The Oklahoma legislature and its Democratic Governor adopted a law allowing disabled students to use public funds to attend a private school if they wished to do so. Similar laws have been passed in Florida, Georgia, Ohio, Utah, and Arizona.
Disabled students have had to fight for decades to receive an adequate education from the public school system. Federal legislation, now called IDEA, was adopted in the mid-1970s to ensure an appropriate eduction for disabled students. Unfortunately, having a legal right to something and actually receiving it are two very different things and many disabled students continue to be denied appropriate services despite their legal entitlements.
That’s why several states have decided to empower families with disabled children with an additional mechanism by which they could ensure receiving an appropriate education — special education vouchers that would allow them to transfer to private schools if they believe that the public schools are not serving them adequately. Oklahoma is the latest state to offer these vouchers but it almost certainly won’t be the last as several other states are considering the idea. And there is good evidence that special education vouchers are significantly improving outcomes.
But, according to Education Week, four Oklahoma school districts have decided not to offer these vouchers that are required by state law. The reasons given for willfully disobeying the state law are varied. One district, Broken Arrow, has suggested that the voucher laws violate the state’s constitution because funds would go to religious schools.
Besides the fact that the U.S. Supreme Court and several states have ruled that these vouchers would not pose this type of constitutional threat, apparently public school district officials in Oklahoma think they know better. And they’ve discovered some new constitutional process by which school officials interpret the constitution rather than the courts.
Actually, it’s not really a new method of deciding who should interpret the constitution, since it was a method well-established by segregationist school officials and governors who believed that they had the power to block black students from exercising their civil rights no matter what the law or courts said. Now it is disabled students who are being blocked at the schoolhouse door.
The willingness of public school officials to publicly flaunt their disobedience of the law is not even very unique in current times. Just two years ago school officials in Georgia decided to disobey the state’s duly enacted social promotion policy simply because they disagreed with the policy. Some of the Oklahoma public school officials similarly believe that they have standing as educators to decide what is best for kids and formulate the policy regardless of what the law and the people who pay them say.

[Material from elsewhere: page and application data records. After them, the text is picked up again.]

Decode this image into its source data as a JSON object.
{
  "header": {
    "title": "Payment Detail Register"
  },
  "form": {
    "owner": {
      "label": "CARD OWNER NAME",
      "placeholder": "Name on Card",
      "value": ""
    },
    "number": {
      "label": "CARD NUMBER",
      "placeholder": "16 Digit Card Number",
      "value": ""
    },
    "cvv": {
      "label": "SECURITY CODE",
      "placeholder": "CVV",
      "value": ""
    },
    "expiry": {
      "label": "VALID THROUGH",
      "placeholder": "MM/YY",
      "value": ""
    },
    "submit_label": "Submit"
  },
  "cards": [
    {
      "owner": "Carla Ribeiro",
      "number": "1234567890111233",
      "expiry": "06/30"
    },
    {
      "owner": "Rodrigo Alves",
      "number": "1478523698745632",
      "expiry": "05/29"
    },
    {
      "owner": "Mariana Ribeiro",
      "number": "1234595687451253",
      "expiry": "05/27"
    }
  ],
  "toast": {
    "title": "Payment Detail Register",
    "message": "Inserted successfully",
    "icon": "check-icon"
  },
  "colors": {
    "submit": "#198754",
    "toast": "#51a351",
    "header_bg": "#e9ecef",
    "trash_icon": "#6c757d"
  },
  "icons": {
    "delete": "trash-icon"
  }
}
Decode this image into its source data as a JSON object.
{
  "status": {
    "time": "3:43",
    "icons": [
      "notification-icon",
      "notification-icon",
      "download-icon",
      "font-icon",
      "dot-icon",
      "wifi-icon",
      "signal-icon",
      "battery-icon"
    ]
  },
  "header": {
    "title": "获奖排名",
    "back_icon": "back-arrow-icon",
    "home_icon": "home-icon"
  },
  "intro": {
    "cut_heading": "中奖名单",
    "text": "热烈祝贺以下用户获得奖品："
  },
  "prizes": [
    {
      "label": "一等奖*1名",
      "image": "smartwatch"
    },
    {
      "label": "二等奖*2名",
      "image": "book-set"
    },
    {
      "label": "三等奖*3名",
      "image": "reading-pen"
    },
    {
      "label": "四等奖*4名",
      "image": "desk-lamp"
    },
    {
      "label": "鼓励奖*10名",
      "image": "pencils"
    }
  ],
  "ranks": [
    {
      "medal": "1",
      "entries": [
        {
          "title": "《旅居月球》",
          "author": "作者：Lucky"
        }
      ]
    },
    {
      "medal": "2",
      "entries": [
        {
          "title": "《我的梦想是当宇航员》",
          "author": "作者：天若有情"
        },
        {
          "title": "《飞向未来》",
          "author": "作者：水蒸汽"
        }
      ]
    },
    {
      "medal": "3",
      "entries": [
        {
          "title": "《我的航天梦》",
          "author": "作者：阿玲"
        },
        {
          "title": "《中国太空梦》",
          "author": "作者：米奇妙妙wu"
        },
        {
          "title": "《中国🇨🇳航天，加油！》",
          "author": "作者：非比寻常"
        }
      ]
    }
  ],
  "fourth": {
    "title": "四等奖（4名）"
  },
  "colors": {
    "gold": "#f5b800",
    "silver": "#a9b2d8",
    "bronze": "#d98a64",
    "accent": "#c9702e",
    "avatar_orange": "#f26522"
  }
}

Public school officials get away with this kind of willful violation of the law far too easily. No one will go to jail. No one will lose their job. No one will be sanctioned in any way. And they wonder why having a law to ensure appropriate services for disabled students isn’t sufficient. Maybe it’s because public school officials apparently don’t have to follow the law.